The celebs endlessly plod through their contrived business projects, with their two-bit gaffes and minor-league bickering, before they traipse into the Donald's boardroom to meet their maker, and the real fun begins.
Joining the above-mentioned octet are David Cassidy, Lil Jon, Mark McGrath, John Rich, Marlee Matlin, Lisa Rinna, Niki Taylor, and Dionne Warwick.
Don't worry if you don't recognize all the names. Nobody can. The cast will be identified on the show. Except for Warwick, you can usually divide the buildup by a factor of 3 or 4.
NBC has a million problems, chief of which is very few popular programs in prime time, leaving time to fill. Nowhere else in the world would Celebrity Apprentice run two hours every week (including more than half an hour of commercials).
Sunday, the celebrities are charged with running pizza shops. Former supermodel Taylor turns out to be a proficient piemaker, Warwick has trouble manning the cash register, and (wouldn't you know it?) former View blabbermouth Jones tries to run everything by herself.
On the male side, Busey, a noted Hollywood lunatic who was Oscar-nominated a million years ago for The Buddy Holly Story, makes such a spectacle of himself that, even with two hours, the show pays attention to only one other aspect of the process.
That would be the consummate personal-control stylings of the first Survivor winner, Richard Hatch, who cuts the diminutive Cassidy from the herd and beats him down psychologically.
Will it pay off, or will Hatch be the first to hear the celebrated Trump line "You're fired"?

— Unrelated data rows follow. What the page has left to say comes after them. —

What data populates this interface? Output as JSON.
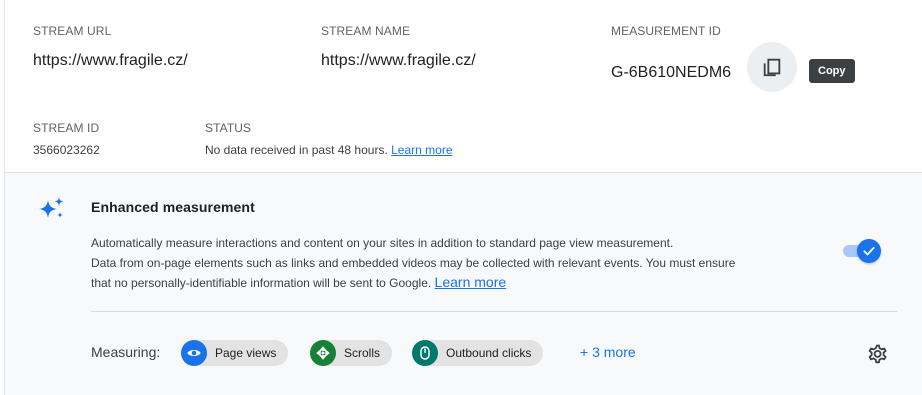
{
  "stream": {
    "url_label": "STREAM URL",
    "url_value": "https://www.fragile.cz/",
    "name_label": "STREAM NAME",
    "name_value": "https://www.fragile.cz/",
    "measurement_label": "MEASUREMENT ID",
    "measurement_value": "G-6B610NEDM6",
    "copy_tooltip": "Copy",
    "id_label": "STREAM ID",
    "id_value": "3566023262",
    "status_label": "STATUS",
    "status_value": "No data received in past 48 hours.",
    "status_link": "Learn more"
  },
  "enhanced": {
    "title": "Enhanced measurement",
    "desc_line1": "Automatically measure interactions and content on your sites in addition to standard page view measurement.",
    "desc_line2": "Data from on-page elements such as links and embedded videos may be collected with relevant events. You must ensure",
    "desc_line3": "that no personally-identifiable information will be sent to Google.",
    "desc_link": "Learn more",
    "toggle_on": true,
    "measuring_label": "Measuring:",
    "chips": [
      {
        "label": "Page views",
        "icon": "eye-icon",
        "color": "#1a73e8"
      },
      {
        "label": "Scrolls",
        "icon": "scroll-arrows-icon",
        "color": "#188038"
      },
      {
        "label": "Outbound clicks",
        "icon": "mouse-icon",
        "color": "#00796b"
      }
    ],
    "more_link": "+ 3 more"
  },
  "colors": {
    "accent": "#1a73e8",
    "toggle_track": "#a8c7fa",
    "panel_bg": "#f8f9fa"
  }
}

If you tuned in a little before 10:30, you could catch all the boardroom action, including a striking outburst ('roid rage?) by hulking former major leaguer Canseco, and find out.
That just might be the best way to watch Celebrity Apprentice 4 every week.
Contact television critic Jonathan Storm at 215-854-5618 or firstname.lastname@example.org. Read his recent work at http://go.philly.com/